■ About this task:
Should an entry contain an image, omit it and repeat the rest exactly.

[Saved data entries]
━━━━━━━━━━━━━━━━━━━━
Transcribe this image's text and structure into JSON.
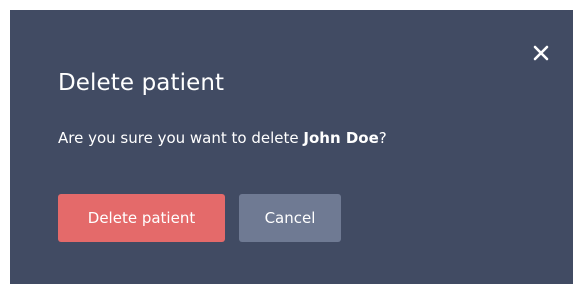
{
  "dialog": {
    "title": "Delete patient",
    "message_prefix": "Are you sure you want to delete ",
    "patient_name": "John Doe",
    "message_suffix": "?",
    "close_icon": "close-icon",
    "buttons": {
      "delete_label": "Delete patient",
      "cancel_label": "Cancel"
    }
  },
  "colors": {
    "dialog_background": "#414b63",
    "delete_button": "#e46a6a",
    "cancel_button": "#6f7a93",
    "text": "#ffffff"
  }
}
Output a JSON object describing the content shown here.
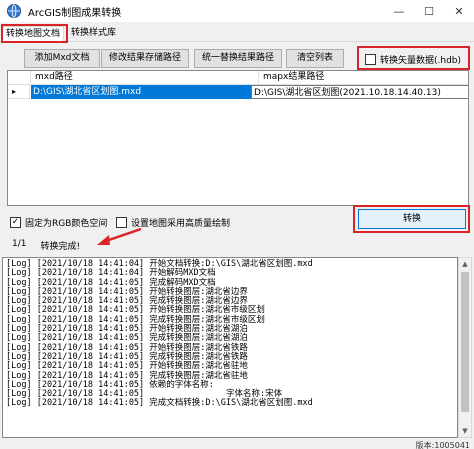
{
  "window": {
    "title": "ArcGIS制图成果转换",
    "minimize": "—",
    "maximize": "☐",
    "close": "✕"
  },
  "tabs": [
    {
      "label": "转换地图文档"
    },
    {
      "label": "转换样式库"
    }
  ],
  "toolbar": {
    "add_mxd": "添加Mxd文档",
    "modify_save_path": "修改结果存储路径",
    "unify_replace_path": "统一替换结果路径",
    "clear_list": "清空列表",
    "convert_vector_hdb": "转换矢量数据(.hdb)"
  },
  "grid": {
    "columns": [
      "mxd路径",
      "mapx结果路径"
    ],
    "rows": [
      {
        "indicator": "▸",
        "mxd_path": "D:\\GIS\\湖北省区划图.mxd",
        "mapx_path": "D:\\GIS\\湖北省区划图(2021.10.18.14.40.13)"
      }
    ]
  },
  "options": {
    "fixed_rgb": {
      "label": "固定为RGB颜色空间",
      "checked": true
    },
    "high_quality": {
      "label": "设置地图采用高质量绘制",
      "checked": false
    }
  },
  "convert_button": "转换",
  "status": {
    "progress": "1/1",
    "message": "转换完成!"
  },
  "log_lines": [
    "[Log] [2021/10/18 14:41:04] 开始文档转换:D:\\GIS\\湖北省区划图.mxd",
    "[Log] [2021/10/18 14:41:04] 开始解码MXD文档",
    "[Log] [2021/10/18 14:41:05] 完成解码MXD文档",
    "[Log] [2021/10/18 14:41:05] 开始转换图层:湖北省边界",
    "[Log] [2021/10/18 14:41:05] 完成转换图层:湖北省边界",
    "[Log] [2021/10/18 14:41:05] 开始转换图层:湖北省市级区划",
    "[Log] [2021/10/18 14:41:05] 完成转换图层:湖北省市级区划",
    "[Log] [2021/10/18 14:41:05] 开始转换图层:湖北省湖泊",
    "[Log] [2021/10/18 14:41:05] 完成转换图层:湖北省湖泊",
    "[Log] [2021/10/18 14:41:05] 开始转换图层:湖北省铁路",
    "[Log] [2021/10/18 14:41:05] 完成转换图层:湖北省铁路",
    "[Log] [2021/10/18 14:41:05] 开始转换图层:湖北省驻地",
    "[Log] [2021/10/18 14:41:05] 完成转换图层:湖北省驻地",
    "[Log] [2021/10/18 14:41:05] 依赖的字体名称:",
    "[Log] [2021/10/18 14:41:05]                字体名称:宋体",
    "[Log] [2021/10/18 14:41:05] 完成文档转换:D:\\GIS\\湖北省区划图.mxd"
  ],
  "version": "版本:1005041"
}
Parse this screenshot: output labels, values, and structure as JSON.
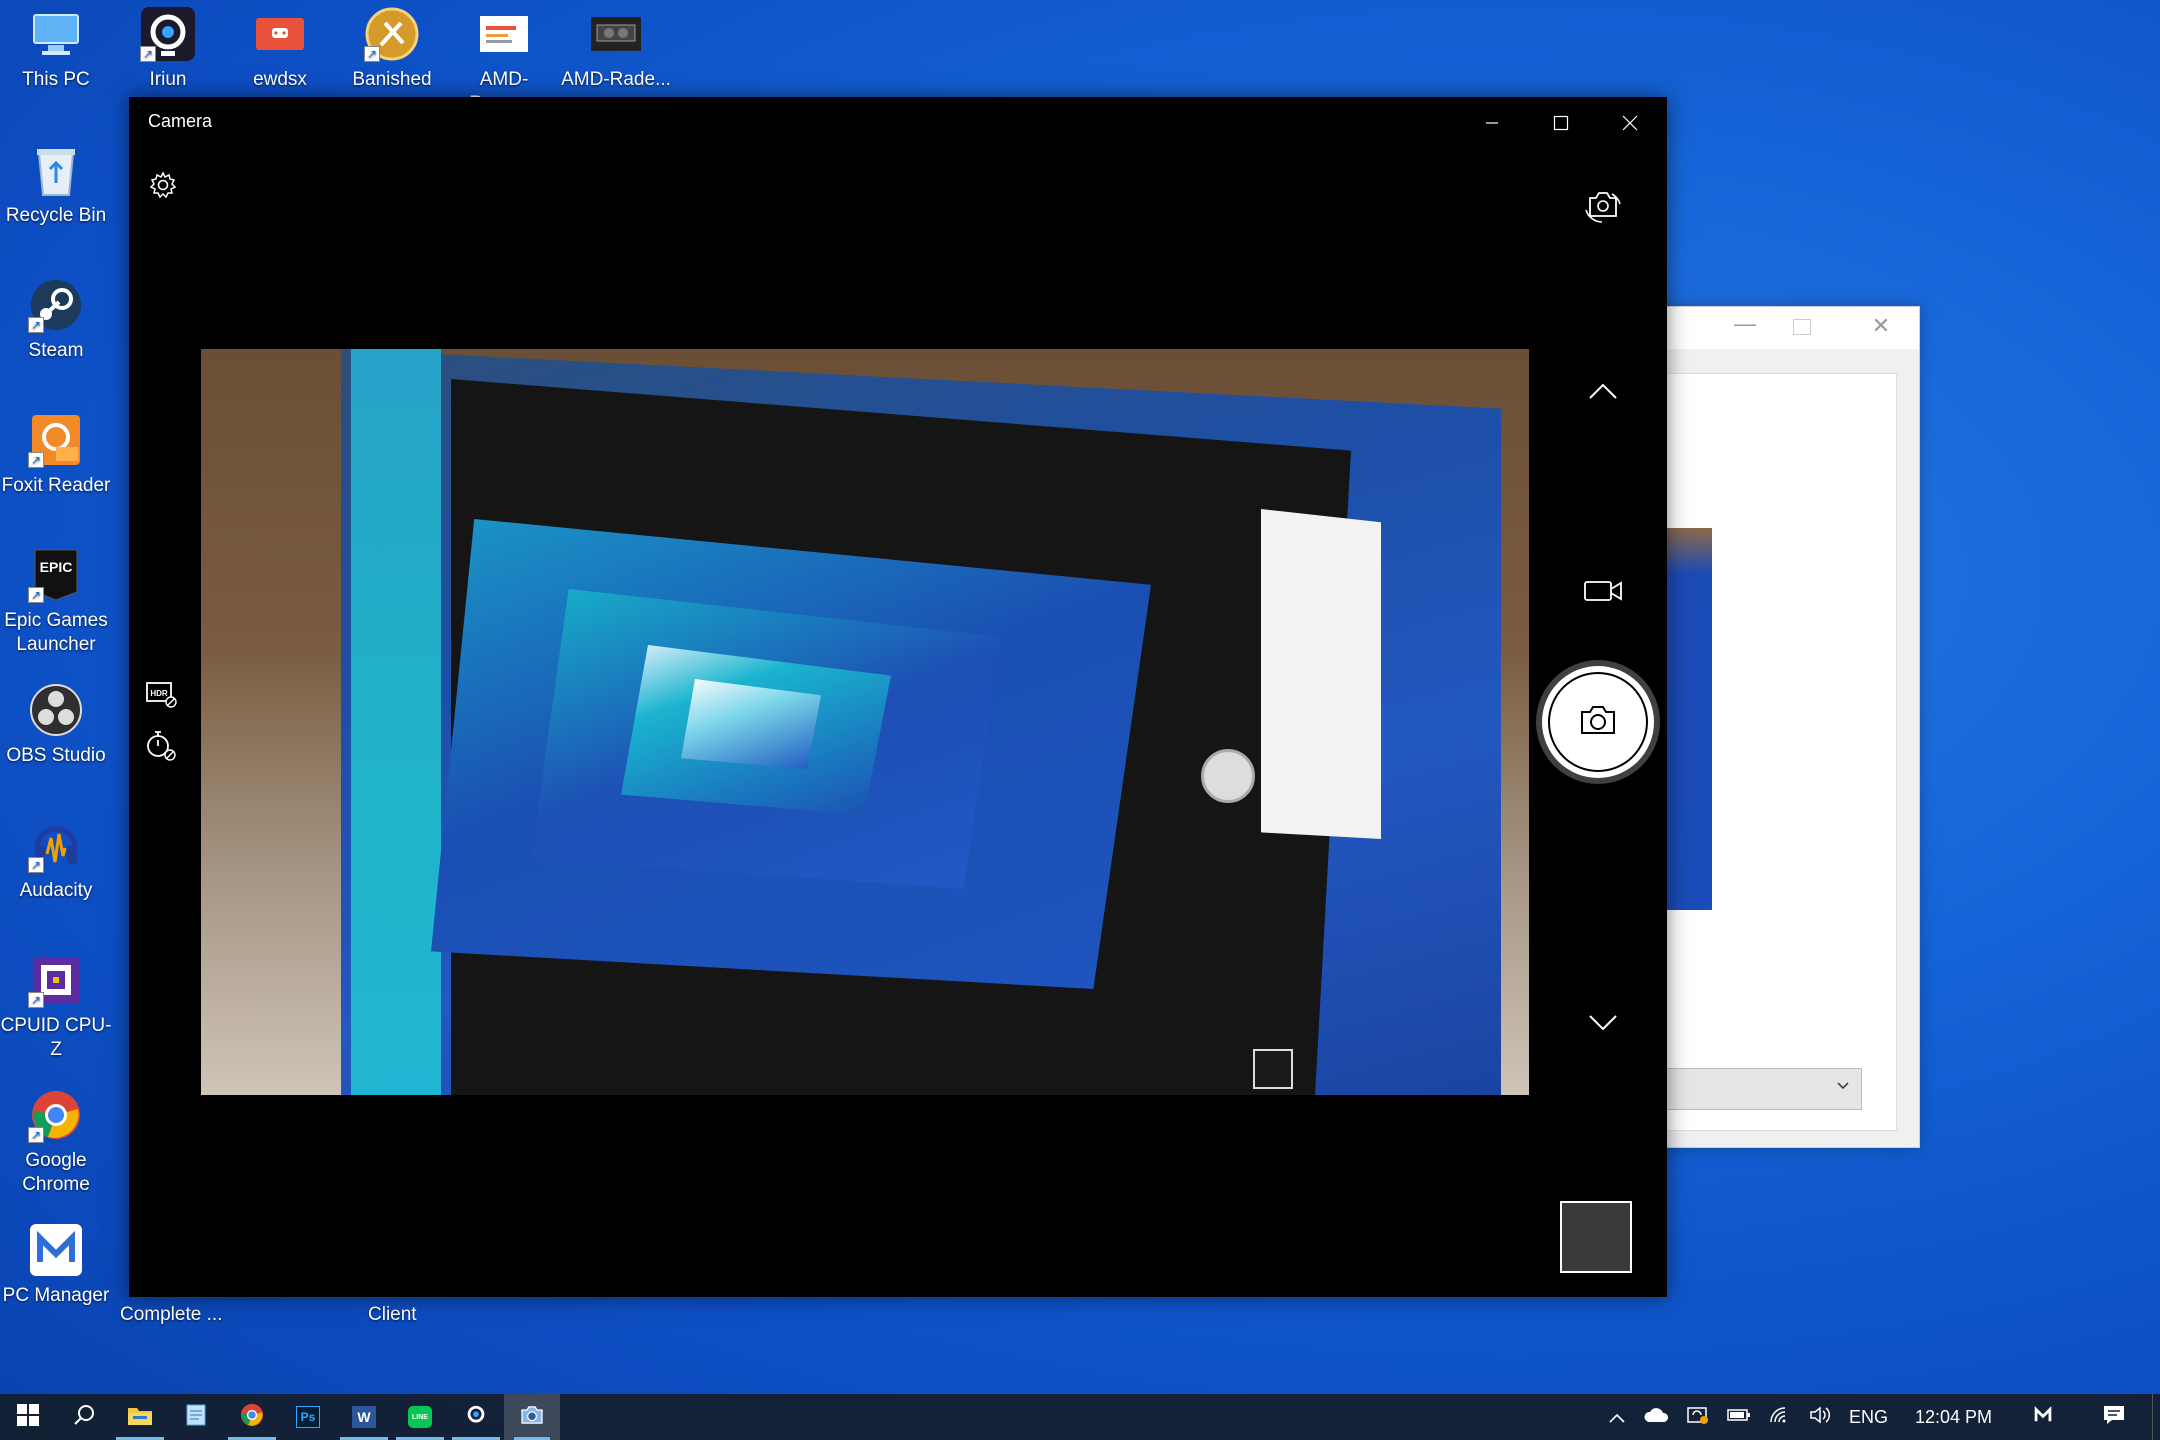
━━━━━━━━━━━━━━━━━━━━
■ Answer to the problem:
Transcribe this image's text and structure into JSON.
{
  "dialog": {
    "title": "Delete patient",
    "message_prefix": "Are you sure you want to delete ",
    "patient_name": "John Doe",
    "message_suffix": "?",
    "close_icon": "close-icon",
    "buttons": {
      "delete_label": "Delete patient",
      "cancel_label": "Cancel"
    }
  },
  "colors": {
    "dialog_background": "#414b63",
    "delete_button": "#e46a6a",
    "cancel_button": "#6f7a93",
    "text": "#ffffff"
  }
}
Output a JSON object describing the content shown here.
{
  "window": {
    "title": "ArcGIS制图成果转换",
    "minimize": "—",
    "maximize": "☐",
    "close": "✕"
  },
  "tabs": [
    {
      "label": "转换地图文档"
    },
    {
      "label": "转换样式库"
    }
  ],
  "toolbar": {
    "add_mxd": "添加Mxd文档",
    "modify_save_path": "修改结果存储路径",
    "unify_replace_path": "统一替换结果路径",
    "clear_list": "清空列表",
    "convert_vector_hdb": "转换矢量数据(.hdb)"
  },
  "grid": {
    "columns": [
      "mxd路径",
      "mapx结果路径"
    ],
    "rows": [
      {
        "indicator": "▸",
        "mxd_path": "D:\\GIS\\湖北省区划图.mxd",
        "mapx_path": "D:\\GIS\\湖北省区划图(2021.10.18.14.40.13)"
      }
    ]
  },
  "options": {
    "fixed_rgb": {
      "label": "固定为RGB颜色空间",
      "checked": true
    },
    "high_quality": {
      "label": "设置地图采用高质量绘制",
      "checked": false
    }
  },
  "convert_button": "转换",
  "status": {
    "progress": "1/1",
    "message": "转换完成!"
  },
  "log_lines": [
    "[Log] [2021/10/18 14:41:04] 开始文档转换:D:\\GIS\\湖北省区划图.mxd",
    "[Log] [2021/10/18 14:41:04] 开始解码MXD文档",
    "[Log] [2021/10/18 14:41:05] 完成解码MXD文档",
    "[Log] [2021/10/18 14:41:05] 开始转换图层:湖北省边界",
    "[Log] [2021/10/18 14:41:05] 完成转换图层:湖北省边界",
    "[Log] [2021/10/18 14:41:05] 开始转换图层:湖北省市级区划",
    "[Log] [2021/10/18 14:41:05] 完成转换图层:湖北省市级区划",
    "[Log] [2021/10/18 14:41:05] 开始转换图层:湖北省湖泊",
    "[Log] [2021/10/18 14:41:05] 完成转换图层:湖北省湖泊",
    "[Log] [2021/10/18 14:41:05] 开始转换图层:湖北省铁路",
    "[Log] [2021/10/18 14:41:05] 完成转换图层:湖北省铁路",
    "[Log] [2021/10/18 14:41:05] 开始转换图层:湖北省驻地",
    "[Log] [2021/10/18 14:41:05] 完成转换图层:湖北省驻地",
    "[Log] [2021/10/18 14:41:05] 依赖的字体名称:",
    "[Log] [2021/10/18 14:41:05]                字体名称:宋体",
    "[Log] [2021/10/18 14:41:05] 完成文档转换:D:\\GIS\\湖北省区划图.mxd"
  ],
  "version": "版本:1005041"
}
Parse this screenshot: output labels, values, and structure as JSON.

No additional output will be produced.